[PROBLEM TO SOLVE] Print all records exactly, pictures left out.

START AVAILABLE DATA

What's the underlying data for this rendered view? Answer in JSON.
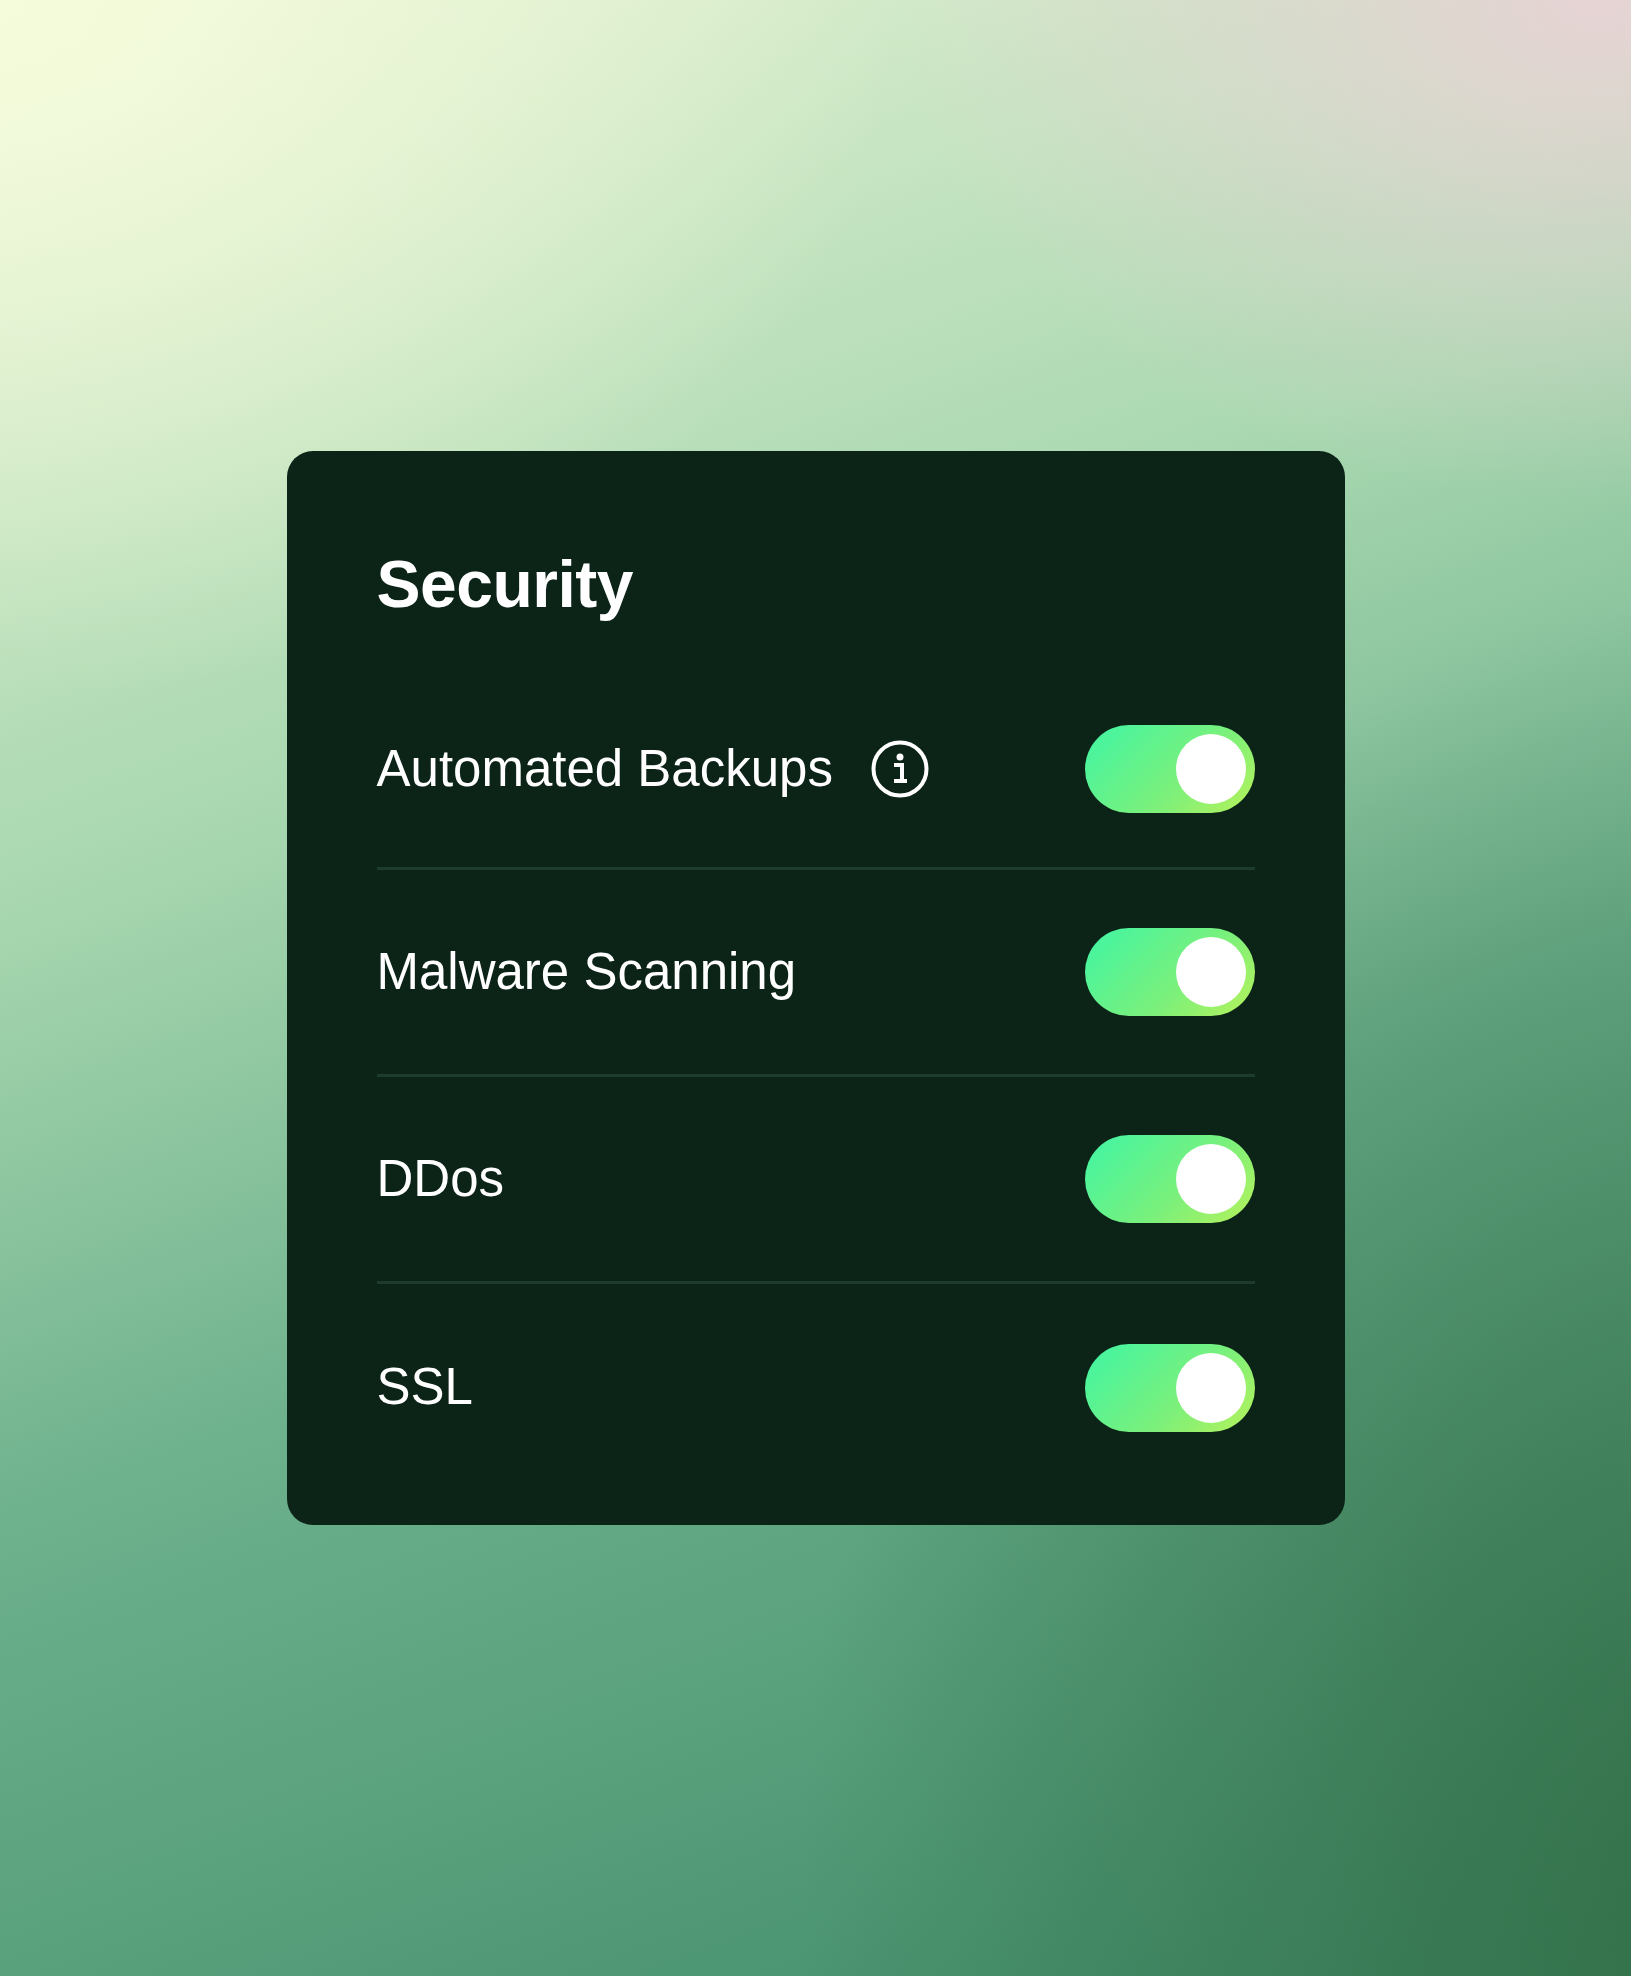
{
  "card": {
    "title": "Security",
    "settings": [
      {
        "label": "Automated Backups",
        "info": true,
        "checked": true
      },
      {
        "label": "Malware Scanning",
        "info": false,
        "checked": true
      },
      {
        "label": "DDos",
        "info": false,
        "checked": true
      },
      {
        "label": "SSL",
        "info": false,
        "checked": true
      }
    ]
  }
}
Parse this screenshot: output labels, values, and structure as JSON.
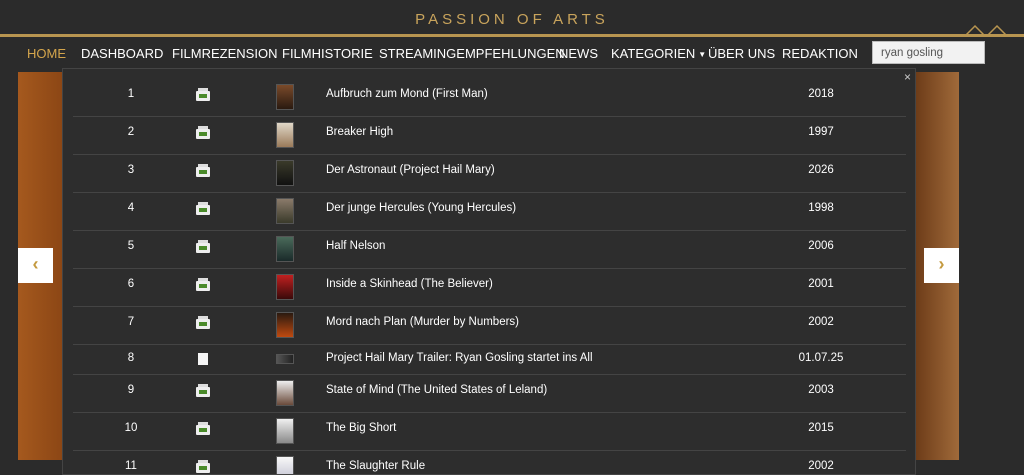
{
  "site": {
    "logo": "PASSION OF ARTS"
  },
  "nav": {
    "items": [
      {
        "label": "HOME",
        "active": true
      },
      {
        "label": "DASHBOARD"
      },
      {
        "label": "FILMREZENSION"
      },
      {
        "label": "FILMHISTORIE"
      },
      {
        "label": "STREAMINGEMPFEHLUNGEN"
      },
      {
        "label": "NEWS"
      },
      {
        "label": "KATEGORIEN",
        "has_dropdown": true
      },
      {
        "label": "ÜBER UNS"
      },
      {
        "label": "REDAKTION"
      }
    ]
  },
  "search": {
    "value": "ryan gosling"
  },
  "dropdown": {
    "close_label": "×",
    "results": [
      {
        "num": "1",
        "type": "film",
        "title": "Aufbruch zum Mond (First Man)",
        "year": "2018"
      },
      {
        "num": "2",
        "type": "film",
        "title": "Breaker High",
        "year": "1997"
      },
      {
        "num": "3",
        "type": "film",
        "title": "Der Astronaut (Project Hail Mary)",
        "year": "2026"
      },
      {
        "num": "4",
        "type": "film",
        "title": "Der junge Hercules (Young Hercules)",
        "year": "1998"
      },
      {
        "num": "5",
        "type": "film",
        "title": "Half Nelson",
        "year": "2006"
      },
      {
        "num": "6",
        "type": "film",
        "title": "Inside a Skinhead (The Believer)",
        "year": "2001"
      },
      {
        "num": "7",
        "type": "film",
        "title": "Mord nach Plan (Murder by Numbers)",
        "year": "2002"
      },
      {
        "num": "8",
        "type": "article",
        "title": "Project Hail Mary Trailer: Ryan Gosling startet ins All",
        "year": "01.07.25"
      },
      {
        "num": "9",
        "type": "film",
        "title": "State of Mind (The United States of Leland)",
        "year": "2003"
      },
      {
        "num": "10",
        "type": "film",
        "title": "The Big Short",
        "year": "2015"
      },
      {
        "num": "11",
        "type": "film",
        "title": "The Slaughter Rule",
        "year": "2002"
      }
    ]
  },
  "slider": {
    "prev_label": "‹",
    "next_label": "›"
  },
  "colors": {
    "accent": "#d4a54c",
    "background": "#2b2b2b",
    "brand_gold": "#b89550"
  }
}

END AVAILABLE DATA

[WRITTEN RESPONSE]
What's the underlying data for this rendered view? Answer in JSON.
{
  "card": {
    "title": "Security",
    "settings": [
      {
        "label": "Automated Backups",
        "info": true,
        "checked": true
      },
      {
        "label": "Malware Scanning",
        "info": false,
        "checked": true
      },
      {
        "label": "DDos",
        "info": false,
        "checked": true
      },
      {
        "label": "SSL",
        "info": false,
        "checked": true
      }
    ]
  }
}
Parse this screenshot: output labels, values, and structure as JSON.
{
  "site": {
    "logo": "PASSION OF ARTS"
  },
  "nav": {
    "items": [
      {
        "label": "HOME",
        "active": true
      },
      {
        "label": "DASHBOARD"
      },
      {
        "label": "FILMREZENSION"
      },
      {
        "label": "FILMHISTORIE"
      },
      {
        "label": "STREAMINGEMPFEHLUNGEN"
      },
      {
        "label": "NEWS"
      },
      {
        "label": "KATEGORIEN",
        "has_dropdown": true
      },
      {
        "label": "ÜBER UNS"
      },
      {
        "label": "REDAKTION"
      }
    ]
  },
  "search": {
    "value": "ryan gosling"
  },
  "dropdown": {
    "close_label": "×",
    "results": [
      {
        "num": "1",
        "type": "film",
        "title": "Aufbruch zum Mond (First Man)",
        "year": "2018"
      },
      {
        "num": "2",
        "type": "film",
        "title": "Breaker High",
        "year": "1997"
      },
      {
        "num": "3",
        "type": "film",
        "title": "Der Astronaut (Project Hail Mary)",
        "year": "2026"
      },
      {
        "num": "4",
        "type": "film",
        "title": "Der junge Hercules (Young Hercules)",
        "year": "1998"
      },
      {
        "num": "5",
        "type": "film",
        "title": "Half Nelson",
        "year": "2006"
      },
      {
        "num": "6",
        "type": "film",
        "title": "Inside a Skinhead (The Believer)",
        "year": "2001"
      },
      {
        "num": "7",
        "type": "film",
        "title": "Mord nach Plan (Murder by Numbers)",
        "year": "2002"
      },
      {
        "num": "8",
        "type": "article",
        "title": "Project Hail Mary Trailer: Ryan Gosling startet ins All",
        "year": "01.07.25"
      },
      {
        "num": "9",
        "type": "film",
        "title": "State of Mind (The United States of Leland)",
        "year": "2003"
      },
      {
        "num": "10",
        "type": "film",
        "title": "The Big Short",
        "year": "2015"
      },
      {
        "num": "11",
        "type": "film",
        "title": "The Slaughter Rule",
        "year": "2002"
      }
    ]
  },
  "slider": {
    "prev_label": "‹",
    "next_label": "›"
  },
  "colors": {
    "accent": "#d4a54c",
    "background": "#2b2b2b",
    "brand_gold": "#b89550"
  }
}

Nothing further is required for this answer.